Go to Settings > General > Background App Refresh to choose which apps can and can’t refresh themselves in the background.
We suggest you only choose a couple of very important apps to allow this for. You might even want to disable it entirely.
9. Disable Unnecessary Location Services
Not every app needs access to your exact location. But the more apps that are trying to find out where you are, the quicker your iPad battery will die.
Go to Settings > Privacy > Location Services to see which apps can access your location. Any apps that have recently used your location will show an arrow icon.
You should also scroll to the bottom of the screen and tap System Services. If you really want to reduce your battery usage, you should disable all these options except the following four:
- Compass Calibration
- Emergency Calls & SOS
- Find My iPad
- Setting Time Zone
How to Replace Your iPad Battery
After ruling out software problems with your iPad, the only real way to fix battery problems is to get a battery replacement. Batteries are volatile and potentially dangerous components, so you should seek a professional repair for this.
We recommend you use Apple’s Get Support website to book an appointment at your nearest Apple Authorized Service Provider.

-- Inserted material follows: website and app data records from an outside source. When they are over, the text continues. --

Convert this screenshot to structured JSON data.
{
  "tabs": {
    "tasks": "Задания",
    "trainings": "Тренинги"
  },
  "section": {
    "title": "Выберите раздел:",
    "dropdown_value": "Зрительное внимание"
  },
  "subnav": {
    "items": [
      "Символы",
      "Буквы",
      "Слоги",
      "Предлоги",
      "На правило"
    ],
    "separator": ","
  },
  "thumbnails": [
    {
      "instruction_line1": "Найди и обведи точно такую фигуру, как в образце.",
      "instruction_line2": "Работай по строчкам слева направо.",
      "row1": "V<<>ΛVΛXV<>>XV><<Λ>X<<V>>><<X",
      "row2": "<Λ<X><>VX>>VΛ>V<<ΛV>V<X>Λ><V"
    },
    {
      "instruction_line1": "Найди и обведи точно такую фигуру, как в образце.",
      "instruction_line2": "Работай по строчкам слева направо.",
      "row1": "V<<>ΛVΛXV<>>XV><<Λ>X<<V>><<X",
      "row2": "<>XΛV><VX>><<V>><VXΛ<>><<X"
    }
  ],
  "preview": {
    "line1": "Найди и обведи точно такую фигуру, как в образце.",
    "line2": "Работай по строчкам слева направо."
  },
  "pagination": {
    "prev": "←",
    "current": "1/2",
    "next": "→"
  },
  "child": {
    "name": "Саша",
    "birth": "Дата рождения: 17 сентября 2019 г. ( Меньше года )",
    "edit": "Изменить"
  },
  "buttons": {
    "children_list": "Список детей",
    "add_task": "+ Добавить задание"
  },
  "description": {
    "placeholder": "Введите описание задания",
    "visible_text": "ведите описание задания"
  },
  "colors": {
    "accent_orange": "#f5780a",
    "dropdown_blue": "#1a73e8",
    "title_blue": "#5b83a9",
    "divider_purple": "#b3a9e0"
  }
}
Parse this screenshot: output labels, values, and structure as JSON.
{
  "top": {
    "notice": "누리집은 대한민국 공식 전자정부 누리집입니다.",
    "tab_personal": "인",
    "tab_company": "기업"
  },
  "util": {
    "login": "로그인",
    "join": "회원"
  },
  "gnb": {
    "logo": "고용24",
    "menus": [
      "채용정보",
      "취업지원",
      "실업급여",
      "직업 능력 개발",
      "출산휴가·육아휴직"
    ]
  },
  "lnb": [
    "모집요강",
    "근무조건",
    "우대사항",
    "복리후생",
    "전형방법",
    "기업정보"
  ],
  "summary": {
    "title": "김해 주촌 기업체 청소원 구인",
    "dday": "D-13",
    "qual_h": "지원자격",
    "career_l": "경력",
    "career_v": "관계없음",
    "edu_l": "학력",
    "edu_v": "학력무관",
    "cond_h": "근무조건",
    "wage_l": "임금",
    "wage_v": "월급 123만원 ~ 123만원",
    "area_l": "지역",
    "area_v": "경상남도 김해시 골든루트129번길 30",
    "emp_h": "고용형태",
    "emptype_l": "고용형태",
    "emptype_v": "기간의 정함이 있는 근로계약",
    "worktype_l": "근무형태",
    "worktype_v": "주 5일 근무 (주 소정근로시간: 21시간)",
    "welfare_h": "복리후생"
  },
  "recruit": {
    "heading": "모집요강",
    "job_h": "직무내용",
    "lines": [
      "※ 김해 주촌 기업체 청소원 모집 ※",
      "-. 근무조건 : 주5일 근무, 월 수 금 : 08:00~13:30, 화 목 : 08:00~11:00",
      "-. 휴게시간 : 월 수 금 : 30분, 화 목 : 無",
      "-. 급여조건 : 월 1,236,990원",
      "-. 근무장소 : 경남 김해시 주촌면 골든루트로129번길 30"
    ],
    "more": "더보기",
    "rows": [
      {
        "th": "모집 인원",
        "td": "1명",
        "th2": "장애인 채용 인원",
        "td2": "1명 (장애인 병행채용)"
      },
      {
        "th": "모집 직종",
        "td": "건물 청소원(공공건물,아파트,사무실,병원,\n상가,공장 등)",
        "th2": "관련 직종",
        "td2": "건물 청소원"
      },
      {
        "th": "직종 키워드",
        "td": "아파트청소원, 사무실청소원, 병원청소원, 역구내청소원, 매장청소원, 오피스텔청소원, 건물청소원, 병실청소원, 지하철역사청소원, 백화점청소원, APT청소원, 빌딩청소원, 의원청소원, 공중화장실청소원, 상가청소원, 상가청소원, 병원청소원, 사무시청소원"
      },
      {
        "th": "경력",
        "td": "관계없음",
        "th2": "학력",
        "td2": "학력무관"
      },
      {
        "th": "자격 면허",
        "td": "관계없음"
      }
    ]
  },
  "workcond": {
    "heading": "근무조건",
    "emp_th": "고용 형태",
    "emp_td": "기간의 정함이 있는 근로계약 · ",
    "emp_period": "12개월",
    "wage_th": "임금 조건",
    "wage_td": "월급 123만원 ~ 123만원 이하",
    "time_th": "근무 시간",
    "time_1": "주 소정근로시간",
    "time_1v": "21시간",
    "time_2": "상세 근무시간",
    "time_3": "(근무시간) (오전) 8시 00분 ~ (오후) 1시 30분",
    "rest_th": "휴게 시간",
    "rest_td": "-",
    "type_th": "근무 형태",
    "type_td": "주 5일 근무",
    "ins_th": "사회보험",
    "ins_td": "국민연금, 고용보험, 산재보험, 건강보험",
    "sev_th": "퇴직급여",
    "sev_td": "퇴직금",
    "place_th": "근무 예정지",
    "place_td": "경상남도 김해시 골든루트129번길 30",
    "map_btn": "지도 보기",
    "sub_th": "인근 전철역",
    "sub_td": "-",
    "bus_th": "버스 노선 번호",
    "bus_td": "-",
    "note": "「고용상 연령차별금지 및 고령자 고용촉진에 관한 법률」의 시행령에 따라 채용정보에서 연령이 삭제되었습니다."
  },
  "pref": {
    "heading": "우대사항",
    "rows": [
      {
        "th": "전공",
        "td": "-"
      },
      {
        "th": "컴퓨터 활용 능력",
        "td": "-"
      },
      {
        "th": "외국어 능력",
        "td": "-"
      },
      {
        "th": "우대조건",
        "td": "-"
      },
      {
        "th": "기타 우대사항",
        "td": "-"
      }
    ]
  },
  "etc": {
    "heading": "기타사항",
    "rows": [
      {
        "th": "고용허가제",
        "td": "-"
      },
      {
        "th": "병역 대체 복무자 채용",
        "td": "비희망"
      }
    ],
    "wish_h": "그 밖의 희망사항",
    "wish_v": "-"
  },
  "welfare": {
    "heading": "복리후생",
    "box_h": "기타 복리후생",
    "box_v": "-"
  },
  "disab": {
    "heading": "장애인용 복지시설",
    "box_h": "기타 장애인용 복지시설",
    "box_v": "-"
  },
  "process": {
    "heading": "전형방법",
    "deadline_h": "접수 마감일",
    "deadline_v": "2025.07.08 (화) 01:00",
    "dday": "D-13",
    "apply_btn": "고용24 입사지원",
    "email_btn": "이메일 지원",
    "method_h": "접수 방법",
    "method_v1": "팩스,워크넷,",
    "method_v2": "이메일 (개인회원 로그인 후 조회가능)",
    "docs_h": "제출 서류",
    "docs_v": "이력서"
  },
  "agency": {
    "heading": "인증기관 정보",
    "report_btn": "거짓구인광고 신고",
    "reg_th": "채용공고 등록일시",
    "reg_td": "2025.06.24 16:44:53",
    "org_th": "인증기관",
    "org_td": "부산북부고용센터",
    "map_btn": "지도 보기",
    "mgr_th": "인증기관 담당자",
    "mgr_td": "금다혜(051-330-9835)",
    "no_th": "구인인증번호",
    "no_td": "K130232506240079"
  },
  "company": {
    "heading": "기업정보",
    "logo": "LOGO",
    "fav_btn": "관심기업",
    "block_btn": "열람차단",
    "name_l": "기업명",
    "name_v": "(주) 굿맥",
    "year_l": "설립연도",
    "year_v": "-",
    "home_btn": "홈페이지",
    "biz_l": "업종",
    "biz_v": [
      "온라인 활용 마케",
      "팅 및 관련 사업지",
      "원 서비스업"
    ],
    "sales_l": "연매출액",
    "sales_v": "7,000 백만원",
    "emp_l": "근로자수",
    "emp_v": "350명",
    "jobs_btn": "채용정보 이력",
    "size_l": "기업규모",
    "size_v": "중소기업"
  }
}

The technicians will run checks on your battery before they can replace it. If you followed all the steps above and your iPad battery still jumps from a high to a low percentage and dies unexpectedly, they should be able to confirm that the battery has aged.
Unfortunately, if your iPad isn’t covered by the Apple warranty, you’ll need to pay for the battery replacement yourself. But it’s still cheaper than buying a brand new device!
Let us know how you get on in the comments. What battery problems were you experiencing on your iPad and how did you fix them? Or are you still struggling with them?
Dan writes tutorials and troubleshooting guides to help people make the most of their technology. Before becoming a writer, he earned a BSc in Sound Technology, supervised repairs at an Apple Store, and even taught English in China.